RP: I don’t think we have many arguments. But what we do is keep the song simple. A simple melody works wonders. When it is melodious, people can relate to it and remember it after one hearing. That is always what we strive for. We think it is easier to make difficult songs by adding a lot of chords and all that, but then it may not connect with people. Simplicity works best. 

'Tu Pari' from Bucket List does stick in the mind after one hearing. Do you get a sense when composing a song whether it will work with the listeners?

RP: We have a gut feeling somewhere, but as long as we like it and we are confident about the team liking it and it is in synch with the film, [we believe] it is a satisfactory product. And when people hear it and like it, it just gives us more confidence.

As a music composer duo coming from Marathi films into Hindi cinema and doing it quite successfully, there will be comparisons with Ajay-Atul. What do you think about that?
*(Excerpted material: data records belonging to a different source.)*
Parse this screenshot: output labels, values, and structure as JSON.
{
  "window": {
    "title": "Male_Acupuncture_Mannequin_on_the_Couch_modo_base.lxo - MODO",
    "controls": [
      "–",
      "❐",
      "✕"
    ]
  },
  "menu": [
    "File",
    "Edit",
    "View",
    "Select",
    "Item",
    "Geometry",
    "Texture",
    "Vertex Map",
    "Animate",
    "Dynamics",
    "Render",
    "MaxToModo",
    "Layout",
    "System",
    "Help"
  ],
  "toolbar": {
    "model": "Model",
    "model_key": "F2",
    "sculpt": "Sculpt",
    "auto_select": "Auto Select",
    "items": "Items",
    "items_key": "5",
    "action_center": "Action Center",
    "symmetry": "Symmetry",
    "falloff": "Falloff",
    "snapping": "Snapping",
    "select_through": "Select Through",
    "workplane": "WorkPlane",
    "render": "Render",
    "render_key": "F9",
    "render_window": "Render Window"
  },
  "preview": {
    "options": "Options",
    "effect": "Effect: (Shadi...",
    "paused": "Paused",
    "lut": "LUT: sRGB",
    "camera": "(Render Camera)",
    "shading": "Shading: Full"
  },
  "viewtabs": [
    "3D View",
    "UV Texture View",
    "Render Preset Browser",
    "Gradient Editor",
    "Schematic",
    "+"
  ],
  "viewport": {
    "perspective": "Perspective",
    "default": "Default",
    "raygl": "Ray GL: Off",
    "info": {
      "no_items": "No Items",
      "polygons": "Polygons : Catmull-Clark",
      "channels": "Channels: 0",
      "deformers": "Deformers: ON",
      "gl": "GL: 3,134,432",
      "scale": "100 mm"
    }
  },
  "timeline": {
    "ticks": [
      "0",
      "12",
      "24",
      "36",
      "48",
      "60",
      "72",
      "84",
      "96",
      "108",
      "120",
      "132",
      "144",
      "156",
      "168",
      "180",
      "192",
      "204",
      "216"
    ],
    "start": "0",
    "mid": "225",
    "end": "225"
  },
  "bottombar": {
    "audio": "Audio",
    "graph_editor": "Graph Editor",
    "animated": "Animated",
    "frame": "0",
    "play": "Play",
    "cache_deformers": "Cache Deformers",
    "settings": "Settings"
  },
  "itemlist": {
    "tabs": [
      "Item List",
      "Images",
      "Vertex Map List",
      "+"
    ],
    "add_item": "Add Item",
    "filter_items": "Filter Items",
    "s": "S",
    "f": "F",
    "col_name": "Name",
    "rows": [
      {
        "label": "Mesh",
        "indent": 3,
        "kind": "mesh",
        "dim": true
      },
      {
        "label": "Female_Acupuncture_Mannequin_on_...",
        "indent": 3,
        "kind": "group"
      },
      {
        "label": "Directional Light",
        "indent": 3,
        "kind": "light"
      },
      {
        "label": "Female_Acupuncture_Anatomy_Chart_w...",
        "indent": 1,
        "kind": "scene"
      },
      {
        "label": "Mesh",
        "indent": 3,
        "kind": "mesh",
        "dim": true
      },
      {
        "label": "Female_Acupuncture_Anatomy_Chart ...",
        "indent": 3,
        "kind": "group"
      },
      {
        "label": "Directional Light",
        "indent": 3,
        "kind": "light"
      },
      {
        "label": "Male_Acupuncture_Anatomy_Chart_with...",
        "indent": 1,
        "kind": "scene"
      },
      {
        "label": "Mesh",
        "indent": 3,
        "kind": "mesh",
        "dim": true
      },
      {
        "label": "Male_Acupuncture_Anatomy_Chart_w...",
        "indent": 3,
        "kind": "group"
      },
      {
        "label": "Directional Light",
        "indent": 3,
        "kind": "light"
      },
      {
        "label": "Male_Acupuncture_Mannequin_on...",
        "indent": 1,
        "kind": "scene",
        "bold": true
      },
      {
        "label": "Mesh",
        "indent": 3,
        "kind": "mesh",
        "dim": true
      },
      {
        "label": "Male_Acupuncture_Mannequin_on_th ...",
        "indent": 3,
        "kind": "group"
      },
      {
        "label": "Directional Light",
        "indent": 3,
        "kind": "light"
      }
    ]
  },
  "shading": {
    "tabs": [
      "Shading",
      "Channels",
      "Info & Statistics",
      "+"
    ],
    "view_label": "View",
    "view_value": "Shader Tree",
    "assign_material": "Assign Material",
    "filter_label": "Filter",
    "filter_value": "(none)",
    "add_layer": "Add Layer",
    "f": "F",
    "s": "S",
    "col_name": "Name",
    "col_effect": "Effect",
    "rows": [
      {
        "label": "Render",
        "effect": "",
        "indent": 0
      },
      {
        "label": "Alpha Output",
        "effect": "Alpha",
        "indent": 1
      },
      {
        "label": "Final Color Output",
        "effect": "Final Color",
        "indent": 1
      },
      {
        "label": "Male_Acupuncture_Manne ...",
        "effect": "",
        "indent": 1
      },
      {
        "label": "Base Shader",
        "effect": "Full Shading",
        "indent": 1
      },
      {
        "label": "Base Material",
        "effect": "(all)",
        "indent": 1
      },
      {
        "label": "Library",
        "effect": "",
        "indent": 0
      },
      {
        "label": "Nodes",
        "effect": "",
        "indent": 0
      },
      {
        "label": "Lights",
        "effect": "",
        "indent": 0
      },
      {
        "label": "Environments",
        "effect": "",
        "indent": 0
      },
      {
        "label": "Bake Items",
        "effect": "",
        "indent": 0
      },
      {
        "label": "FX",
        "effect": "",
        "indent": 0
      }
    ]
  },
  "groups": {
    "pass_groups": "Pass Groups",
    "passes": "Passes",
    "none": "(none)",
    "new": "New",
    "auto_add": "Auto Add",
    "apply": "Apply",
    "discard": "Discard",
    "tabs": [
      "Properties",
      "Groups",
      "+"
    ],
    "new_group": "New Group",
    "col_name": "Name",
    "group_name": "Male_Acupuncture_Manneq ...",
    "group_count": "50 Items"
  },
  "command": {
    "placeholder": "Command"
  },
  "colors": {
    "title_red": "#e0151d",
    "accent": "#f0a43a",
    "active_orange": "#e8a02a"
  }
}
RP: Number one is that they are legends. They have brought attention to the Marathi film industry. Considering that, they are pioneers for us. It would be overwhelming to be compared to them. 

RG: We ourselves love their work. Fantastic composers.

Where do you see yourselves as a composer duo making a name for yourselves in Marathi cinema and also breaking into Hindi?

RP: As long as we get to do what we love doing the most in life... we love to make music and we get paid to do it! You got to follow your passion and if you get paid for it what else do you want? 

RG: It’s too early right now. It has only been a few years since we started working... [we are] just enjoying at the moment. 

A lot of merging of pop and other contemporary genres with a regional Maharashtrian flavour has been happening. Do you see that as a trend in Marathi film music?

RP: There is no real trend in Marathi film music. There is rural filmmaking and urban filmmaking when it comes to the Marathi industry. What has always worked in Marathi is melody. Whether you compose it in a rural sort of way or a very urban sort of a way. If you keep the melody strong and it is hummable, people will love listening to it, irrespective of genre.